‘Find what works for you, and exploit it.’ – Mark Twain
Disclaimer: I need to remind you that I am not a certified trainer. The information I am going to share in this article is based on my personal experience and what works for me. It may or may not work for you.
I grew up playing basketball and doing some body weight training. I always have good level of endurance but I had never really performed weighted squat, deadlift, bench, leave alone snatch or clean and jerk. I used to love running and enjoy the sweat all over my body whenever I do some aerobic activity until I fall in love with strength training.
As many other people, I came to strength training via crossfit. I joined my first crossfit box in 2017 and found it enjoyable. My box was quite good. They have beginner and speciality classes where they teach you techniques (for gymnastics, powerlifting, and weightlifting separately). Those speciality classes were the one that changed my perspective on how importance strength training is.
I am quite competitive and I hate to lose. (Actually, this might apply to most crossfitter hahaha). I remembered I used to be the top finishers for all aerobic focus WOD but sucked so badly for everything else that require weight. That feeling led me to focus on getting stronger and train my strength separately on top of all the daily WOD programs.
Six months after joining crossfit, I moved to weightlifting and this is when the game starts….
The main competition lifts for weightlifting are snatch and clean and jerk. To perform snatch / clean and jerk, you need strength and technique. No matter how good your technique is, there will be a point when getting stronger is the only way to lift more. So… who doesn’t squat, right? Squat is the basic leg strength training. Full stop.
As I mentioned before, I didn’t grow up doing strength training. I started on my mid 20s. Although this might only be in my head, I constantly feel that I need to catchup for my strength capability.
I did Jim Wendler 5/3/1 programme as a dedicated strength program while I was doing crossfit. The main idea is you do 5reps on week 1, then 3reps for week 2, then 1rep for week 3, followed by a deload week before coming back to the same circle. It was designed for all three powerlifting lift (ie. squat, deadlift, bench press). It worked relatively well for me. Be it because I was a beginner – so a new PR every week or month is just how it was supposed to – or it’s just a great strength program. Many people do it successfully so I tend to believe the later.
When I moved to weightlifting. I started to have different programming that focuses more on developing my weightlifting capability. My program is focused on improving my snatch + clean and jerk while still increasing strength. It takes lots of repetition to get a consistency technique in weightlifting, so I might have neglected my squat improvement during my early weightlifting training life.

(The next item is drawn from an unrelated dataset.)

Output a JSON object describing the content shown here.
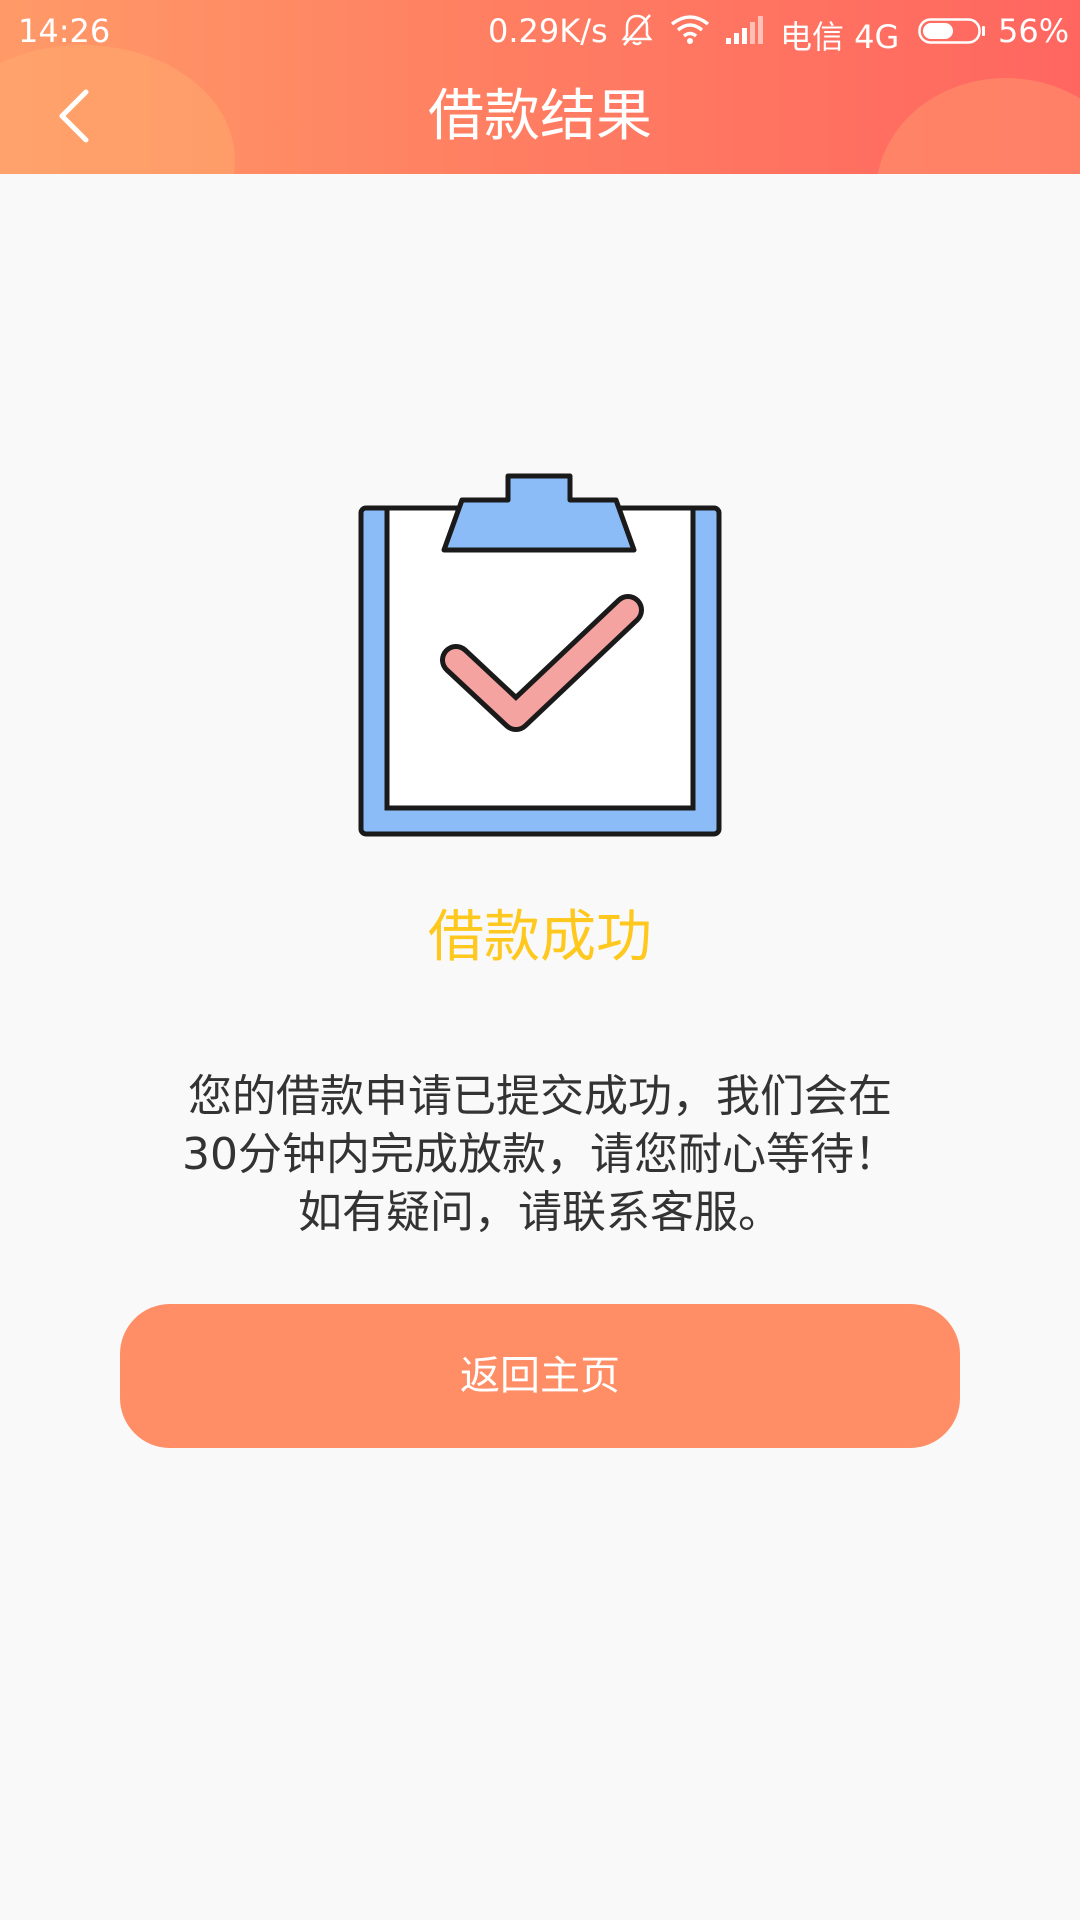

In addition to that, I made a mistake by not focusing on general – overall body strength aka accessory movements during my early time. If I’ve known better, I would have add more accessories work, especially in the early time when my overall strength wasn’t good. My knowledge was quite limited and I didn’t have any dedicated coach that wrote a personalised program for me back then. I came to some adhoc workshops, weightlifting classes, and build better knowledge over time but never realised how importance accessory works are until my second training year.
At the moment, accessory works is part of my regular training and I notice that there are some movements that are very helpful for my squat strength:
1. Squat Jump
I noticed that when I do more squat jump, I have a better leg power. This translates to a faster squat movement and also better snatch/ clean and jerk.
I use bar when I do squat jump. Depends on the reps, I usually use empty bar (ie. 15kg) or max of 25kg. I think it is prescribed as bar to 25% of your max squat by Greg Everett 2014 American Open program. He also put full squat jump and a quarter squat jumo on the program.
2. Pause Squat
First time I did a pause squat because it was on my weightlifting club program. Somehow, my coach added a pause squat once a week (we do 3x squat per week in total). I started from 60% of my max back squat for 8 sets of 5.
The key of doing pause back squat is to pause! Sounds obvious but not that easy to do! So – if you do it your self, do a recording of yourself can be a good idea. That way, you can check if you do a complete pause at the bottom before going up (and thus utilize your leg without any momentum) or you still jiggle at the bottom: go down a bit first before start moving up.
I didn’t realise how great pause squat is until I moved to a higher intensity of regular squat. I noticed better consistent on 90%+.
3. Glutes walk (with resistance band)
I’d be honest with you, this was suggested to me because I had a muscle strain somewhere on my legs. It happened after a 3w off training and I arrogantly squated 75kg 5*5 on my first day of training (ps. my max was around 90 back then). So – yeah – an important painful lesson.
I found out that I didn’t always activate my glutes when I squat and that was why I pulled my muscle. As a recovery program, I did glute walk 2x per week – 15/leg for 3 set. My sole purpose was to ease the pain but after doing it on a more regular basis, I actually feel more benefits beyond recovery. My squat was more solid since then.
Those 3 movements are the ones that seem to work for me. It might be different for you but if you haven’t tried it, give it a go. It took me sometimes to figure out what works and what’s not but eventually I did find it. So – good luck in finding what works for you and dare exploit it when you find one!